• _PROBLEM REQUIREMENTS_:
Search each line of the data for the word "JSON"; copy every line where it is found.

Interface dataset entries
+ + + +
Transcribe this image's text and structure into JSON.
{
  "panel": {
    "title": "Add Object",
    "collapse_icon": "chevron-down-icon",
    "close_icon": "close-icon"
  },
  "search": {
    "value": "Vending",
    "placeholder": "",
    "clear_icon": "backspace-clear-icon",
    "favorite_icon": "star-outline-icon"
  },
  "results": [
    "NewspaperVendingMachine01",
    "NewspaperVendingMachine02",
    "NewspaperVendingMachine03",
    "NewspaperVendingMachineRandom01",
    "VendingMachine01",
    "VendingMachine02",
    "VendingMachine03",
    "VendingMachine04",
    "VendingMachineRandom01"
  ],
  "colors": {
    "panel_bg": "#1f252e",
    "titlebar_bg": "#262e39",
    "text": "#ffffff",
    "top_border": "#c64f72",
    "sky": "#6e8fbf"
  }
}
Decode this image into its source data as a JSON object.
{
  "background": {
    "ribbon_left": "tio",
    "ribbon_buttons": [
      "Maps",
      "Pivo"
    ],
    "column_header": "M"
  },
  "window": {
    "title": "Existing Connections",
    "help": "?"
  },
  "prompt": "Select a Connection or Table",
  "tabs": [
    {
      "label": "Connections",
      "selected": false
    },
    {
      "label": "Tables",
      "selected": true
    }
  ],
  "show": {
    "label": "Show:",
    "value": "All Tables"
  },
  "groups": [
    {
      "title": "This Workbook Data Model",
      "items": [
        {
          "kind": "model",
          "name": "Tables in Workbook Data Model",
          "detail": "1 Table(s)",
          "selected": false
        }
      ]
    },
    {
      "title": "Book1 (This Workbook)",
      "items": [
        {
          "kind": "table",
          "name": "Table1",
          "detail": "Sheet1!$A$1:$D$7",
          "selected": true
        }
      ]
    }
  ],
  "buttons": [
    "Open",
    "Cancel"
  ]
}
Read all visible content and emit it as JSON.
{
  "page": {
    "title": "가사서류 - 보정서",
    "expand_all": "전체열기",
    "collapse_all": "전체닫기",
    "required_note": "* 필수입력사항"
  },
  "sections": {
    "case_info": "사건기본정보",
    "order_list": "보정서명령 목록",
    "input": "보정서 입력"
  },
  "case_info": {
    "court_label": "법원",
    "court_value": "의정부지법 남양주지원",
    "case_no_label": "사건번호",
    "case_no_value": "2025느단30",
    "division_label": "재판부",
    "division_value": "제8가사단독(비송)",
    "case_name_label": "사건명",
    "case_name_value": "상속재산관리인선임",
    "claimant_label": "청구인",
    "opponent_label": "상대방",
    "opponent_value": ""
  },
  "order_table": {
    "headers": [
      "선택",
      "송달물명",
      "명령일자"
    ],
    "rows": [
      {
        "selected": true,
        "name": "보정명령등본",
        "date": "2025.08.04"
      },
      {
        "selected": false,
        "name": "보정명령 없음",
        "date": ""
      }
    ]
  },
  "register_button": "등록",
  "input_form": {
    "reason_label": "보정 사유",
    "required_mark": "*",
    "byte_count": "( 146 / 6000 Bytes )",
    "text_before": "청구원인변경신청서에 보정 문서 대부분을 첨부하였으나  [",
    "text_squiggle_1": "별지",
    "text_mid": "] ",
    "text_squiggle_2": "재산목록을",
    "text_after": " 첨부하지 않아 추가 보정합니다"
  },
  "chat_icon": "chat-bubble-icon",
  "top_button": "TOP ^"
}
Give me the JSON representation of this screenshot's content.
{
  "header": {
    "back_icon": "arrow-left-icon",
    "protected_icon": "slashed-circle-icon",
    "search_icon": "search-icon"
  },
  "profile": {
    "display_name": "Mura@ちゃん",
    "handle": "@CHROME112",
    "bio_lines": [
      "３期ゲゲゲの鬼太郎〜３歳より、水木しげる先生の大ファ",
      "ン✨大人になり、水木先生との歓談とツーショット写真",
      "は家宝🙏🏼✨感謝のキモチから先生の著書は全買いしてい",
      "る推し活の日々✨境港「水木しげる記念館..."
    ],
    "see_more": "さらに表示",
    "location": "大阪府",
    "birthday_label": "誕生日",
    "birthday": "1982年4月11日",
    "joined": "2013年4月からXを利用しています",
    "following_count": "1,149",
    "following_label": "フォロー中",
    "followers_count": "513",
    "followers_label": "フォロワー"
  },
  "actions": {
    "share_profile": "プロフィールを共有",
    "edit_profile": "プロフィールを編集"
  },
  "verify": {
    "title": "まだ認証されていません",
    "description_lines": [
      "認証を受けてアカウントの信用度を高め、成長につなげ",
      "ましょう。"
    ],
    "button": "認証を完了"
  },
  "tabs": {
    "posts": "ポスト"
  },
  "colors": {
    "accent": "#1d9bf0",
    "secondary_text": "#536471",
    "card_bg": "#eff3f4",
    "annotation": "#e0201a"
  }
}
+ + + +
• _ANSWER SECTION_:
Transcribe this image's text and structure into JSON.
Decode this image into its source data as a JSON object.
Read all visible content and emit it as JSON.
Give me the JSON representation of this screenshot's content.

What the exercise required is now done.